Who's to blame for the Red Sox awful start?
The debate will rage on until the Sox turn this thing around or the whole organization implodes leaving a giant hole in Kenmore Square. But the truth is that there's no clear cut answer. Well, unless your answer is: Everyone.
The owners for being delinquent jerks, the players for being overly entitled brats, Bobby V. for being unable to find a way to break down the wall between his own ego and the team. Everyone deserves a little bit of blame.
But here's one guy who's remained generally and undeservedly unscathed. A guy who could go a long way in helping turn around this mess. A guy who has a worse OPS than Mike Aviles, fewer RBI than Cody Ross and fewer doubles than Kelly Shoppach. A guy who also happens to be earning 21M this season and was supposed to be a threat for the Triple Crown.
Of course, I'm talking about Darnell MacDonald.
Nah, it's Adrian Gonzalez.
Obviously Gonzalez isn't entirely to blame for this fiasco. Not even close. But seeing how we can all agree that the only thing that will change this season around is for the Sox to actually start winning some games, then Gonzalez is a good candidate to lead the charge.
Since opening weekend in Detroit, AG has hit one home run, and that was in the eighth inning of an 18-3 loss to the Rangers. He has one game with more than one RBI, and on that night, two of his three RBI were knocked in during the ninth inning of a 7-3 loss to Toronto. He's been non-existent when it matters most. And that needs to change.
It's one of many things that will need to go right for the Sox to salvage this season, but it's a start.
Rich can be reached at firstname.lastname@example.org. Follow Rich on Twitter at http:twitter.comrich_levine
FOXBORO -- The highly-anticipated first Patriots injury report of the week was released on Wednesday afternoon, and it was fairly predictable.
Both injured quarterbacks were active but limited in their practice participation, the report indicated. That comes as little surprise as both Jimmy Garoppolo (shoulder) and Jacoby Brissett (thumb) were spotted throwing passes early in Wednesday's practice. Neither appeared to be experiencing any significant discomfort as they made their warm-up throws.

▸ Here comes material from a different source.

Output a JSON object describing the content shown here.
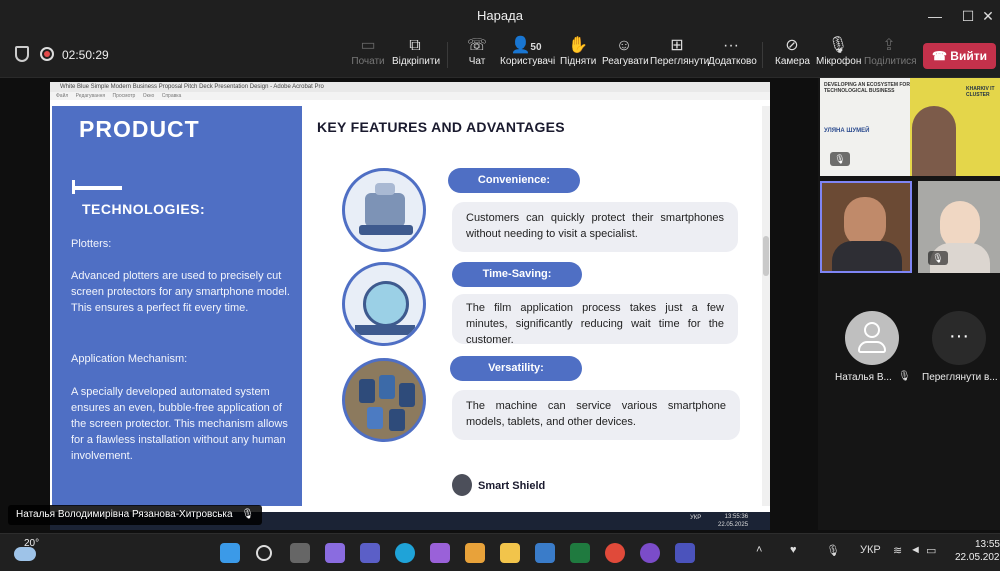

Patriots linebacker Dont'a Hightower (knee) and tight end Rob Gronkowski (hamstring) were also limited. Gronkowski admitted that the team was taking it slow with him in his first game back on the field last week -- he played just 14 snaps in New England's win over Houston -- but he said on Wednesday that he hoped to go "freakin' crazy" on the field soon.
NEW ENGLAND PATRIOTS
QB Jacoby Brissett (right thumb)
OT Marcus Cannon (calf)
G Jonathan Cooper (foot)
LB Jonathan Freeny (shoulder)
QB Jimmy Garoppolo (shoulder)
TE Rob Gronkowski (hamstring)
LB Dont'a Hightower (knee)
CB Eric Rowe (ankle)
DID NOT PARTICIPATE
TE Charles Clay (knee)
OL Cyrus Kouandjio (ankle)
OL Patrick Lewis (knee)
WR Sammy Watkins (foot)
DB Colt Anderson (foot)
DB Ronald Darby (hamstring)
QB Cardale Jones (right shoulder)
DB Jonathan Meeks (foot)
WR Greg Salas (groin)
DB Aaron Williams (ankle)
OL Cordy Glenn (ankle)
FOXBORO -- Jimmy Garoppolo spoke Wednesday for the first time since getting his shoulder separated by the Dolphins’ Kiko Alonso. Standing by his locker, Garoppolo was predictably vague about the status of his arm, unless you consider, “Getting better day by day,” as being insightful.
The only two responses offered that were worth a damn came when asked if he could have done anything different when he got squished by Alonso while retreating and buying time.
“Just have to be smart I guess,” said Garoppolo. “I mean, it’s football and stuff’s gonna happen like that, but have to be smart in those situations.”
Asked if he regretted holding the ball as long as he did on a third-down play with the Patriots up 21-0, Garoppolo replied, “After it’s all said and done it’s easy to say that, but it’s one of those things, you’re in the heat of the game. But bottom line I have to be smarter than that.”
Meanwhile, as he worked last week to get back for Thursday night’s game against Houston, The Boston Herald reported that the Patriots were “putting pressure” on Garoppolo to be ready for the game. Working hard to get key players ready for upcoming games is standard operating procedure for a medical staff. Trying to force a player to perform is not.
I asked Garoppolo if he felt unduly pressured. He replied, “No.”